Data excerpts
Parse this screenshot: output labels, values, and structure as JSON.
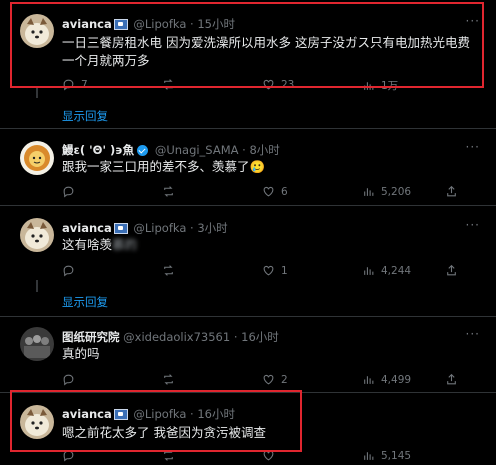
{
  "tweets": [
    {
      "name": "avianca",
      "handle": "@Lipofka",
      "time": "15小时",
      "text": "一日三餐房租水电 因为爱洗澡所以用水多 这房子没ガス只有电加热光电费一个月就两万多",
      "replies": "7",
      "retweets": "",
      "likes": "23",
      "views": "1万"
    },
    {
      "show_replies": "显示回复"
    },
    {
      "name": "鰻ε( 'Θ' )϶魚",
      "handle": "@Unagi_SAMA",
      "time": "8小时",
      "text": "跟我一家三口用的差不多、羡慕了🥲",
      "replies": "",
      "retweets": "",
      "likes": "6",
      "views": "5,206"
    },
    {
      "name": "avianca",
      "handle": "@Lipofka",
      "time": "3小时",
      "text": "这有啥羡",
      "text_blurred": "慕的",
      "replies": "",
      "retweets": "",
      "likes": "1",
      "views": "4,244"
    },
    {
      "show_replies": "显示回复"
    },
    {
      "name": "图纸研究院",
      "handle": "@xidedaolix73561",
      "time": "16小时",
      "text": "真的吗",
      "replies": "",
      "retweets": "",
      "likes": "2",
      "views": "4,499"
    },
    {
      "name": "avianca",
      "handle": "@Lipofka",
      "time": "16小时",
      "text": "嗯之前花太多了 我爸因为贪污被调查",
      "replies": "",
      "retweets": "",
      "likes": "",
      "views": "5,145"
    }
  ],
  "separator_dot": "·",
  "more_label": "···",
  "colors": {
    "accent": "#1d9bf0",
    "highlight": "#e0262f",
    "background": "#000000"
  }
}
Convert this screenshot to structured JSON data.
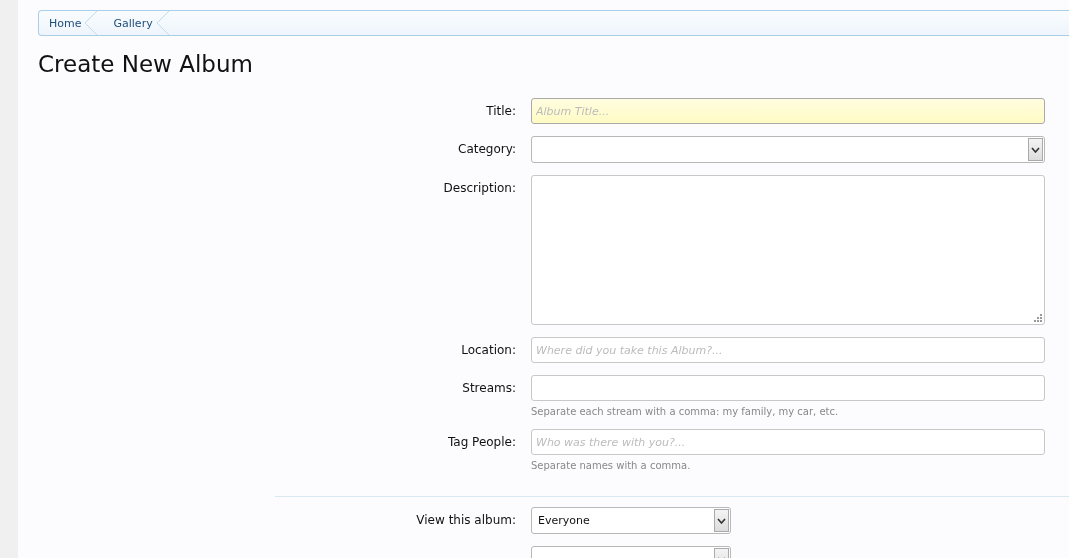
{
  "breadcrumb": [
    {
      "label": "Home"
    },
    {
      "label": "Gallery"
    }
  ],
  "heading": "Create New Album",
  "fields": [
    {
      "kind": "text",
      "label": "Title:",
      "placeholder": "Album Title...",
      "focused": true
    },
    {
      "kind": "select",
      "label": "Category:",
      "focused": false
    },
    {
      "kind": "textarea",
      "label": "Description:",
      "focused": false
    },
    {
      "kind": "text",
      "label": "Location:",
      "placeholder": "Where did you take this Album?...",
      "focused": false
    },
    {
      "kind": "text",
      "label": "Streams:",
      "hint": "Separate each stream with a comma: my family, my car, etc.",
      "focused": false
    },
    {
      "kind": "text",
      "label": "Tag People:",
      "placeholder": "Who was there with you?...",
      "hint": "Separate names with a comma.",
      "focused": false
    }
  ],
  "privacy_fields": [
    {
      "kind": "select",
      "label": "View this album:",
      "value": "Everyone"
    },
    {
      "kind": "select"
    }
  ]
}
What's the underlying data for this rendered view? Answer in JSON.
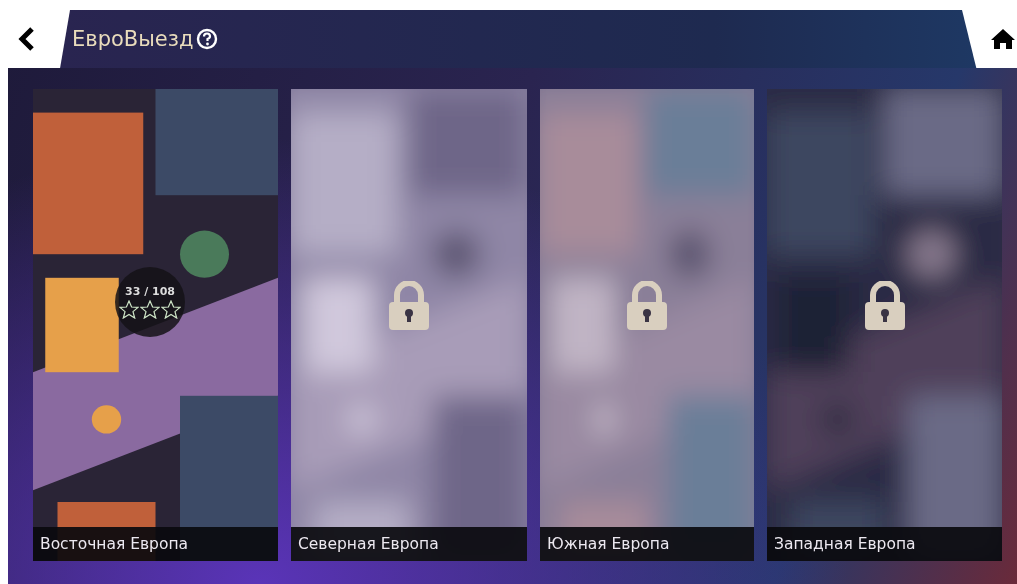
{
  "header": {
    "title": "ЕвроВыезд"
  },
  "regions": [
    {
      "name": "Восточная Европа",
      "locked": false,
      "progress": "33 / 108",
      "stars": 0
    },
    {
      "name": "Северная Европа",
      "locked": true
    },
    {
      "name": "Южная Европа",
      "locked": true
    },
    {
      "name": "Западная Европа",
      "locked": true
    }
  ]
}
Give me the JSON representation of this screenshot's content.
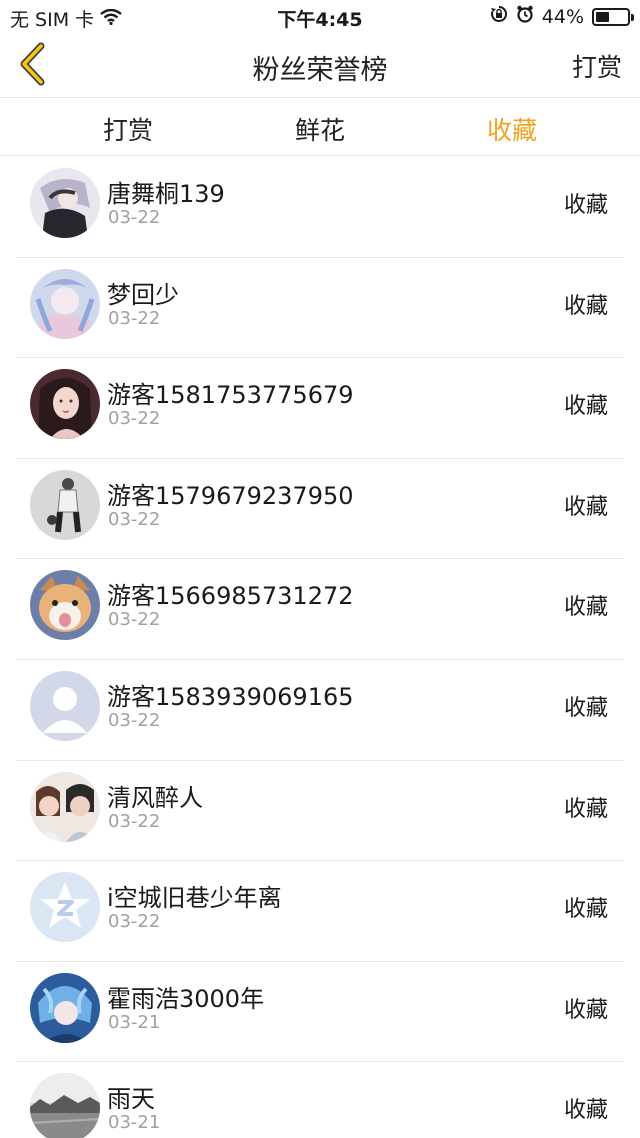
{
  "status_bar": {
    "carrier": "无 SIM 卡",
    "time": "下午4:45",
    "battery_text": "44%",
    "battery_level": 0.44
  },
  "nav": {
    "title": "粉丝荣誉榜",
    "right_label": "打赏",
    "accent_color": "#f0a31e"
  },
  "tabs": [
    {
      "label": "打赏",
      "active": false
    },
    {
      "label": "鲜花",
      "active": false
    },
    {
      "label": "收藏",
      "active": true
    }
  ],
  "fans": [
    {
      "name": "唐舞桐139",
      "date": "03-22",
      "action": "收藏",
      "avatar": "anime-girl-dark"
    },
    {
      "name": "梦回少",
      "date": "03-22",
      "action": "收藏",
      "avatar": "anime-girl-blue"
    },
    {
      "name": "游客1581753775679",
      "date": "03-22",
      "action": "收藏",
      "avatar": "girl-photo"
    },
    {
      "name": "游客1579679237950",
      "date": "03-22",
      "action": "收藏",
      "avatar": "figure-photo-gray"
    },
    {
      "name": "游客1566985731272",
      "date": "03-22",
      "action": "收藏",
      "avatar": "cat-photo"
    },
    {
      "name": "游客1583939069165",
      "date": "03-22",
      "action": "收藏",
      "avatar": "default-user"
    },
    {
      "name": "清风醉人",
      "date": "03-22",
      "action": "收藏",
      "avatar": "couple-photo"
    },
    {
      "name": "i空城旧巷少年离",
      "date": "03-22",
      "action": "收藏",
      "avatar": "qq-star-logo"
    },
    {
      "name": "霍雨浩3000年",
      "date": "03-21",
      "action": "收藏",
      "avatar": "anime-boy-blue"
    },
    {
      "name": "雨天",
      "date": "03-21",
      "action": "收藏",
      "avatar": "landscape-gray"
    }
  ]
}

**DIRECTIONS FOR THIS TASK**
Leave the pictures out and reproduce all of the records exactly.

**RESPONSE TO THIS EXERCISE**
Parse this screenshot: output labels, values, and structure as JSON.
{
  "tweets": [
    {
      "name": "avianca",
      "handle": "@Lipofka",
      "time": "15小时",
      "text": "一日三餐房租水电 因为爱洗澡所以用水多 这房子没ガス只有电加热光电费一个月就两万多",
      "replies": "7",
      "retweets": "",
      "likes": "23",
      "views": "1万"
    },
    {
      "show_replies": "显示回复"
    },
    {
      "name": "鰻ε( 'Θ' )϶魚",
      "handle": "@Unagi_SAMA",
      "time": "8小时",
      "text": "跟我一家三口用的差不多、羡慕了🥲",
      "replies": "",
      "retweets": "",
      "likes": "6",
      "views": "5,206"
    },
    {
      "name": "avianca",
      "handle": "@Lipofka",
      "time": "3小时",
      "text": "这有啥羡",
      "text_blurred": "慕的",
      "replies": "",
      "retweets": "",
      "likes": "1",
      "views": "4,244"
    },
    {
      "show_replies": "显示回复"
    },
    {
      "name": "图纸研究院",
      "handle": "@xidedaolix73561",
      "time": "16小时",
      "text": "真的吗",
      "replies": "",
      "retweets": "",
      "likes": "2",
      "views": "4,499"
    },
    {
      "name": "avianca",
      "handle": "@Lipofka",
      "time": "16小时",
      "text": "嗯之前花太多了 我爸因为贪污被调查",
      "replies": "",
      "retweets": "",
      "likes": "",
      "views": "5,145"
    }
  ],
  "separator_dot": "·",
  "more_label": "···",
  "colors": {
    "accent": "#1d9bf0",
    "highlight": "#e0262f",
    "background": "#000000"
  }
}
Convert this screenshot to structured JSON data.
{
  "breadcrumb": [
    {
      "label": "Home"
    },
    {
      "label": "Gallery"
    }
  ],
  "heading": "Create New Album",
  "fields": [
    {
      "kind": "text",
      "label": "Title:",
      "placeholder": "Album Title...",
      "focused": true
    },
    {
      "kind": "select",
      "label": "Category:",
      "focused": false
    },
    {
      "kind": "textarea",
      "label": "Description:",
      "focused": false
    },
    {
      "kind": "text",
      "label": "Location:",
      "placeholder": "Where did you take this Album?...",
      "focused": false
    },
    {
      "kind": "text",
      "label": "Streams:",
      "hint": "Separate each stream with a comma: my family, my car, etc.",
      "focused": false
    },
    {
      "kind": "text",
      "label": "Tag People:",
      "placeholder": "Who was there with you?...",
      "hint": "Separate names with a comma.",
      "focused": false
    }
  ],
  "privacy_fields": [
    {
      "kind": "select",
      "label": "View this album:",
      "value": "Everyone"
    },
    {
      "kind": "select"
    }
  ]
}
What's the underlying data for this rendered view? Answer in JSON.
{
  "header": {
    "title": "ЕвроВыезд"
  },
  "regions": [
    {
      "name": "Восточная Европа",
      "locked": false,
      "progress": "33 / 108",
      "stars": 0
    },
    {
      "name": "Северная Европа",
      "locked": true
    },
    {
      "name": "Южная Европа",
      "locked": true
    },
    {
      "name": "Западная Европа",
      "locked": true
    }
  ]
}
Give me the JSON representation of this screenshot's content.
{
  "status_bar": {
    "carrier": "无 SIM 卡",
    "time": "下午4:45",
    "battery_text": "44%",
    "battery_level": 0.44
  },
  "nav": {
    "title": "粉丝荣誉榜",
    "right_label": "打赏",
    "accent_color": "#f0a31e"
  },
  "tabs": [
    {
      "label": "打赏",
      "active": false
    },
    {
      "label": "鲜花",
      "active": false
    },
    {
      "label": "收藏",
      "active": true
    }
  ],
  "fans": [
    {
      "name": "唐舞桐139",
      "date": "03-22",
      "action": "收藏",
      "avatar": "anime-girl-dark"
    },
    {
      "name": "梦回少",
      "date": "03-22",
      "action": "收藏",
      "avatar": "anime-girl-blue"
    },
    {
      "name": "游客1581753775679",
      "date": "03-22",
      "action": "收藏",
      "avatar": "girl-photo"
    },
    {
      "name": "游客1579679237950",
      "date": "03-22",
      "action": "收藏",
      "avatar": "figure-photo-gray"
    },
    {
      "name": "游客1566985731272",
      "date": "03-22",
      "action": "收藏",
      "avatar": "cat-photo"
    },
    {
      "name": "游客1583939069165",
      "date": "03-22",
      "action": "收藏",
      "avatar": "default-user"
    },
    {
      "name": "清风醉人",
      "date": "03-22",
      "action": "收藏",
      "avatar": "couple-photo"
    },
    {
      "name": "i空城旧巷少年离",
      "date": "03-22",
      "action": "收藏",
      "avatar": "qq-star-logo"
    },
    {
      "name": "霍雨浩3000年",
      "date": "03-21",
      "action": "收藏",
      "avatar": "anime-boy-blue"
    },
    {
      "name": "雨天",
      "date": "03-21",
      "action": "收藏",
      "avatar": "landscape-gray"
    }
  ]
}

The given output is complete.